[Start of Attachment]
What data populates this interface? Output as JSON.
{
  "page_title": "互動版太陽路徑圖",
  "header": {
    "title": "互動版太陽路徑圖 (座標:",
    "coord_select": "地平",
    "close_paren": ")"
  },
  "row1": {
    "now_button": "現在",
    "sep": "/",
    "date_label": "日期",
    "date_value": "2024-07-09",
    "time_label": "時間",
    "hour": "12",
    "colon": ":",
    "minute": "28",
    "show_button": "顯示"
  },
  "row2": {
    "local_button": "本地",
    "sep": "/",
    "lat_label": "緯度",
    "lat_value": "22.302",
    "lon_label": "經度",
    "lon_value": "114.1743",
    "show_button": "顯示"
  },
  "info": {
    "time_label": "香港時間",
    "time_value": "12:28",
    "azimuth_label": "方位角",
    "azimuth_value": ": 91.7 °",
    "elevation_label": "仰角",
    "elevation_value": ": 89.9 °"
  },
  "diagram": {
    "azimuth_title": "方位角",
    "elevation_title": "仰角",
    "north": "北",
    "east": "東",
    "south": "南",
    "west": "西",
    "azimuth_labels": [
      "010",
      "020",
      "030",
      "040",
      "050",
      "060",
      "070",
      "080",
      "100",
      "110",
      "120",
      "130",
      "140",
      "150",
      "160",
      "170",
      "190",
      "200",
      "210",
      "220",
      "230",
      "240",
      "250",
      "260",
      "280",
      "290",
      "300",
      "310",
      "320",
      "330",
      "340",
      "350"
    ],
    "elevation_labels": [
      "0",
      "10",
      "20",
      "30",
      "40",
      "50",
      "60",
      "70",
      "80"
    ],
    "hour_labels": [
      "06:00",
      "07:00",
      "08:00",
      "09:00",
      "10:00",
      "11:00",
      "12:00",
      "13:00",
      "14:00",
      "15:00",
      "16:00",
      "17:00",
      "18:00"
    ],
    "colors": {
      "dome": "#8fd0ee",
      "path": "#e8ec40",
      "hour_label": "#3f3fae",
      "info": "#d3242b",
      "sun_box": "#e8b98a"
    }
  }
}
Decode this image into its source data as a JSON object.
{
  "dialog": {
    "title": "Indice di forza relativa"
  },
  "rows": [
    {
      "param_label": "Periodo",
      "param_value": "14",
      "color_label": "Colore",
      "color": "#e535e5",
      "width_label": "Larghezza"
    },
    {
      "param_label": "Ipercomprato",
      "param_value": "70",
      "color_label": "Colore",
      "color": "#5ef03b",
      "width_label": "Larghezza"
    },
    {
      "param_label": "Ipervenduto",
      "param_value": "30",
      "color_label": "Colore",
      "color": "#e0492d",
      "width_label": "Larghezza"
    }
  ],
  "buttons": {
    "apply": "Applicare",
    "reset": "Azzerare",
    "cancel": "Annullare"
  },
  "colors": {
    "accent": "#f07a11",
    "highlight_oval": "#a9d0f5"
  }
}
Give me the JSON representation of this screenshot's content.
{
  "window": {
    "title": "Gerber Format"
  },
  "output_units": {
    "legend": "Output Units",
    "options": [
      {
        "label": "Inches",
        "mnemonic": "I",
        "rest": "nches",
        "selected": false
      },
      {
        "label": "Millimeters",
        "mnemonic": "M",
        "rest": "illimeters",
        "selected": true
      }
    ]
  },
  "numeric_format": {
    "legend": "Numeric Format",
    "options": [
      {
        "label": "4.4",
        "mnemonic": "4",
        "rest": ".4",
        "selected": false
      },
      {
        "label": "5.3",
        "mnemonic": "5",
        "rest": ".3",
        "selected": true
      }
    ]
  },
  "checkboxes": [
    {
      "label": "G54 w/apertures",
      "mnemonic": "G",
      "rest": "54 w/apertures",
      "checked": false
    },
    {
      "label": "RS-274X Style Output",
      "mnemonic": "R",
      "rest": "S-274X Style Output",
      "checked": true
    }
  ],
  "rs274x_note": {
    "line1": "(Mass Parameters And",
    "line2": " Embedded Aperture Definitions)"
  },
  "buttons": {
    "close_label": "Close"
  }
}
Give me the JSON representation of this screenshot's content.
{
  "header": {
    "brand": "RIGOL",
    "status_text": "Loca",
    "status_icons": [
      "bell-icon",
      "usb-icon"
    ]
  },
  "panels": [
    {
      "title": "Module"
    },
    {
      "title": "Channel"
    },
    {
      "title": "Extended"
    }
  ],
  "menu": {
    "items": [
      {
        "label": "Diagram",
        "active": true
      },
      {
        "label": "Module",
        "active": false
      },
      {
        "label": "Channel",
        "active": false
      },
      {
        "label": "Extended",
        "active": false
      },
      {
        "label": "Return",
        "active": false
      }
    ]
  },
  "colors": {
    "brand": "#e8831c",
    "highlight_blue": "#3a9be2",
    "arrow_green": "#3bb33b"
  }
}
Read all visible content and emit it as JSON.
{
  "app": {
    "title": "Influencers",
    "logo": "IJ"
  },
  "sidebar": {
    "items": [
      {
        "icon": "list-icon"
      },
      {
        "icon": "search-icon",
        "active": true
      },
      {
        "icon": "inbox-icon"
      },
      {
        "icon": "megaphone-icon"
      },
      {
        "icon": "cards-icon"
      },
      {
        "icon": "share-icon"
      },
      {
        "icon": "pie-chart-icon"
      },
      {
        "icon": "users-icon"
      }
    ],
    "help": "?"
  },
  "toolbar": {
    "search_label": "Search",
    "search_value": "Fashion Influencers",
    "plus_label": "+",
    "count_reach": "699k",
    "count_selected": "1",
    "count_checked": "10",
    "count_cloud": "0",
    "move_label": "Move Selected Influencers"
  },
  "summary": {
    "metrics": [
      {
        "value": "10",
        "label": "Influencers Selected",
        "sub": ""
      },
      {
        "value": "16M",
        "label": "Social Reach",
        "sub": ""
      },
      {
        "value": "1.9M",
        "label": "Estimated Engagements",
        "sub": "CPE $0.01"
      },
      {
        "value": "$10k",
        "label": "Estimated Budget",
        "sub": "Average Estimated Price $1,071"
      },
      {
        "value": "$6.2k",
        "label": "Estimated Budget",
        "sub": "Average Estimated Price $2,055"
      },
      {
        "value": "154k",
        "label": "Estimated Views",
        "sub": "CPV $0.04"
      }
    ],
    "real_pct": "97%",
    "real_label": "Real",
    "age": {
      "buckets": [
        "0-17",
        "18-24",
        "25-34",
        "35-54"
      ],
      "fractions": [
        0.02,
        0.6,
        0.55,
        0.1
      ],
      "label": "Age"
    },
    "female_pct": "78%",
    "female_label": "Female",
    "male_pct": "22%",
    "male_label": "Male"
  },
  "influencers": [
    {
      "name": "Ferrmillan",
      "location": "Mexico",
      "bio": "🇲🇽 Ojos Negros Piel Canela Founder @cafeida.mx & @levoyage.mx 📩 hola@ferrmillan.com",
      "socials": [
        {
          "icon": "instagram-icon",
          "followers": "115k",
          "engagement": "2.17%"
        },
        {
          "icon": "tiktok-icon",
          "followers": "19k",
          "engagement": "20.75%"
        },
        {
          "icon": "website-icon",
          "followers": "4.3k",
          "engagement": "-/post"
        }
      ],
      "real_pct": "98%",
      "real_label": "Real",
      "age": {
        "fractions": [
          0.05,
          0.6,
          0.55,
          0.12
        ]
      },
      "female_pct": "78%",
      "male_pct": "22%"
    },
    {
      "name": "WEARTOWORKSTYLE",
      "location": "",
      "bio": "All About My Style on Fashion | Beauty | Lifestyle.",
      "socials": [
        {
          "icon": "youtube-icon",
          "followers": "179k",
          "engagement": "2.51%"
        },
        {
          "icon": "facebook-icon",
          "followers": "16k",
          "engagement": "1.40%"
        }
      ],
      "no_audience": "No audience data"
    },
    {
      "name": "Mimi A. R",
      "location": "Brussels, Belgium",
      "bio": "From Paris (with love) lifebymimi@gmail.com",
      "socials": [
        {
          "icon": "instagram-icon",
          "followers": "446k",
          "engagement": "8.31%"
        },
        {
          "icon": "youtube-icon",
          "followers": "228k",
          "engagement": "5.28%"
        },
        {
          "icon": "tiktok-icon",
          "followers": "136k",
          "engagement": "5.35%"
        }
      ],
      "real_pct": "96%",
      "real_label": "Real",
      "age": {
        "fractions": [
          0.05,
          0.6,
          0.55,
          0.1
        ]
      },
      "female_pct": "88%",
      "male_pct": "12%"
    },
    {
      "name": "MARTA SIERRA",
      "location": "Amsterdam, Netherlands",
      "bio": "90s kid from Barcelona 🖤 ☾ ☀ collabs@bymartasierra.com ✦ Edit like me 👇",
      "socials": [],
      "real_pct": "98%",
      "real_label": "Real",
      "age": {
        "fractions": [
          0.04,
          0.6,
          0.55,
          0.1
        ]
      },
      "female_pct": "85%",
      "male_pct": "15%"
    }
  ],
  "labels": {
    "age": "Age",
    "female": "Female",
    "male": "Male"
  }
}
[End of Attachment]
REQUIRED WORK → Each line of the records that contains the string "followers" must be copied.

ANSWER SECTION →
          "followers": "115k",
          "followers": "19k",
          "followers": "4.3k",
          "followers": "179k",
          "followers": "16k",
          "followers": "446k",
          "followers": "228k",
          "followers": "136k",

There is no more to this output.